(Element data from apps and pages)

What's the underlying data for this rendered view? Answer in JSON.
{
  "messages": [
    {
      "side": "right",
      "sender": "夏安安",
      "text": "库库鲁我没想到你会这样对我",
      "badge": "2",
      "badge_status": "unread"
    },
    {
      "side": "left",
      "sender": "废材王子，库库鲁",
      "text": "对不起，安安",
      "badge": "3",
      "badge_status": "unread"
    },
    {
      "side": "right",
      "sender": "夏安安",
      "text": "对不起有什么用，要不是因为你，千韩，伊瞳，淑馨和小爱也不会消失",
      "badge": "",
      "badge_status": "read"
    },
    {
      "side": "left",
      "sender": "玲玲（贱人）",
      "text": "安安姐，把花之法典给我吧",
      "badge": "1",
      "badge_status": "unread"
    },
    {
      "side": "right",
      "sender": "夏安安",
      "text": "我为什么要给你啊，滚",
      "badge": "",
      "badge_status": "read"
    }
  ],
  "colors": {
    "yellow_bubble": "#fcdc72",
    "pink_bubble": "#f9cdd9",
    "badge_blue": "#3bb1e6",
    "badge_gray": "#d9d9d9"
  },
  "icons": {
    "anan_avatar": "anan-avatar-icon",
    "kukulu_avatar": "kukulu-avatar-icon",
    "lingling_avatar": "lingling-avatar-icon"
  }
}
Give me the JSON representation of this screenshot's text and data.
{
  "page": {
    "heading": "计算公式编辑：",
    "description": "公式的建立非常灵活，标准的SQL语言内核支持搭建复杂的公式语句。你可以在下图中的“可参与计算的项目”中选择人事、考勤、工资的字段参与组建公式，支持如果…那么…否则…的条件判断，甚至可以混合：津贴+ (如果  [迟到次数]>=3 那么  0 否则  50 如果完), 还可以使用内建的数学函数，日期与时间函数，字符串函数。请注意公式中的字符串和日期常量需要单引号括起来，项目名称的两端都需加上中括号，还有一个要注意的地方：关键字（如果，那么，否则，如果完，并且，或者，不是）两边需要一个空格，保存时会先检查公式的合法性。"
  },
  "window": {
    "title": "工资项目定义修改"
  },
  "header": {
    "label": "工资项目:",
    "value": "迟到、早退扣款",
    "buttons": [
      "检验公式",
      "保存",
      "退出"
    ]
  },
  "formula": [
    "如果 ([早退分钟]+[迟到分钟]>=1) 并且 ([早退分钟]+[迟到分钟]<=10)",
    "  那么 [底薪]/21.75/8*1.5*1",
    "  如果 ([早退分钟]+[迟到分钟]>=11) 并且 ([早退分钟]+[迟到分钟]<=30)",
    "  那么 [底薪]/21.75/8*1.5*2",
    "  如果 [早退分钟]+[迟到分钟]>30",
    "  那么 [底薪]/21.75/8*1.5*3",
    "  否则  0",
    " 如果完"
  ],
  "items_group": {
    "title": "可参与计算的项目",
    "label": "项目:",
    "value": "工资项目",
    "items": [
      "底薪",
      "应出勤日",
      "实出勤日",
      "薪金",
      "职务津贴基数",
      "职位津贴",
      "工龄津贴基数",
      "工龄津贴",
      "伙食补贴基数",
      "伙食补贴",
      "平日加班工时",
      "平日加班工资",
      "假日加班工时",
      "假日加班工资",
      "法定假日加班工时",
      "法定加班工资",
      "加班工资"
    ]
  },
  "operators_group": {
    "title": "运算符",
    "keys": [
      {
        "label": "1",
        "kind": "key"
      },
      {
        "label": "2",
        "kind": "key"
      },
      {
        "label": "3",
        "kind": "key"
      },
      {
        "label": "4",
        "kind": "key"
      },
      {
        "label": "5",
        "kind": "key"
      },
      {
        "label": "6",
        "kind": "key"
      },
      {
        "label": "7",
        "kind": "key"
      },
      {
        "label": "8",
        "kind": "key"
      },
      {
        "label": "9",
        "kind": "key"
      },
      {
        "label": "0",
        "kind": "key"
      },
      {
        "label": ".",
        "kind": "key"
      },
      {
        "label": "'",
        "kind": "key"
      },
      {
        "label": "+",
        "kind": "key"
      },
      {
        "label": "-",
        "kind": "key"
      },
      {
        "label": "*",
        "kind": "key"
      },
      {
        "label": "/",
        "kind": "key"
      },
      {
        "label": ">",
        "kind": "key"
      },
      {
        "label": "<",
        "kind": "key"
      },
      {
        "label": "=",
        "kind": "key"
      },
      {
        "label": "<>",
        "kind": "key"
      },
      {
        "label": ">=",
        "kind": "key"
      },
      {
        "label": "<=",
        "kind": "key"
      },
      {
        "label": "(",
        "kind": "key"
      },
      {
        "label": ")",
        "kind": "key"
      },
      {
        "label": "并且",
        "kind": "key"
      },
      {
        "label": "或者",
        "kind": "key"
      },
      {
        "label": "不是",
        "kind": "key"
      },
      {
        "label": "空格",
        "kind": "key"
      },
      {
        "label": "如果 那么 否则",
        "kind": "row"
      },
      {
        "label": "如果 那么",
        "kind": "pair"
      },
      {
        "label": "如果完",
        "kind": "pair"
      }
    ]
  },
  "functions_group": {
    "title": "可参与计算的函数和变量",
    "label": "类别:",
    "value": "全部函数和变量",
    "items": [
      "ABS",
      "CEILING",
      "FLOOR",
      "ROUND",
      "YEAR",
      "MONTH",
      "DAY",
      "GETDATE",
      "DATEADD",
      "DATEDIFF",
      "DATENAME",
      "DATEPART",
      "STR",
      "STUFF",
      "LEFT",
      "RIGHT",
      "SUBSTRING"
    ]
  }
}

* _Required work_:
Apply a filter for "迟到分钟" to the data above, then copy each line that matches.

* _Result for this task_:
    "如果 ([早退分钟]+[迟到分钟]>=1) 并且 ([早退分钟]+[迟到分钟]<=10)",
    "  如果 ([早退分钟]+[迟到分钟]>=11) 并且 ([早退分钟]+[迟到分钟]<=30)",
    "  如果 [早退分钟]+[迟到分钟]>30",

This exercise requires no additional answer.